◆ Listed records:

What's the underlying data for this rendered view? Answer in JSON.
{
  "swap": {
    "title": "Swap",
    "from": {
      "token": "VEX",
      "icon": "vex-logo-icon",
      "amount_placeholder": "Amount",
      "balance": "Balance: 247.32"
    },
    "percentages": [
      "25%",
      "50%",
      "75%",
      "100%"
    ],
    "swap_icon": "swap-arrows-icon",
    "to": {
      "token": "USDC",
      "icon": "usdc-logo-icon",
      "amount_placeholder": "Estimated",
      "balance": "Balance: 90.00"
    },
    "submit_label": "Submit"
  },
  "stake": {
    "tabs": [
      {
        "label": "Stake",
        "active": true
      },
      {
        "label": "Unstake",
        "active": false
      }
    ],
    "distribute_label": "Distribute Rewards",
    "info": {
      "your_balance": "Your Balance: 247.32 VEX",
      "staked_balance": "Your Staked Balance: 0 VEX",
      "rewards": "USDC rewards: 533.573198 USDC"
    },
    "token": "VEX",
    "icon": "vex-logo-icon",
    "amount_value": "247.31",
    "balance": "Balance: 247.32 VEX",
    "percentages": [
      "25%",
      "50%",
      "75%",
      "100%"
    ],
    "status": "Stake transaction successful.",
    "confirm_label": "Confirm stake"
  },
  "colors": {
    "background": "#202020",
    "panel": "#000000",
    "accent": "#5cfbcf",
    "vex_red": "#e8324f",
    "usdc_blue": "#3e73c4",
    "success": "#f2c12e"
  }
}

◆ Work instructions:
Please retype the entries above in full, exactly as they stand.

◆ Task output:
What's the underlying data for this rendered view? Answer in JSON.
{
  "swap": {
    "title": "Swap",
    "from": {
      "token": "VEX",
      "icon": "vex-logo-icon",
      "amount_placeholder": "Amount",
      "balance": "Balance: 247.32"
    },
    "percentages": [
      "25%",
      "50%",
      "75%",
      "100%"
    ],
    "swap_icon": "swap-arrows-icon",
    "to": {
      "token": "USDC",
      "icon": "usdc-logo-icon",
      "amount_placeholder": "Estimated",
      "balance": "Balance: 90.00"
    },
    "submit_label": "Submit"
  },
  "stake": {
    "tabs": [
      {
        "label": "Stake",
        "active": true
      },
      {
        "label": "Unstake",
        "active": false
      }
    ],
    "distribute_label": "Distribute Rewards",
    "info": {
      "your_balance": "Your Balance: 247.32 VEX",
      "staked_balance": "Your Staked Balance: 0 VEX",
      "rewards": "USDC rewards: 533.573198 USDC"
    },
    "token": "VEX",
    "icon": "vex-logo-icon",
    "amount_value": "247.31",
    "balance": "Balance: 247.32 VEX",
    "percentages": [
      "25%",
      "50%",
      "75%",
      "100%"
    ],
    "status": "Stake transaction successful.",
    "confirm_label": "Confirm stake"
  },
  "colors": {
    "background": "#202020",
    "panel": "#000000",
    "accent": "#5cfbcf",
    "vex_red": "#e8324f",
    "usdc_blue": "#3e73c4",
    "success": "#f2c12e"
  }
}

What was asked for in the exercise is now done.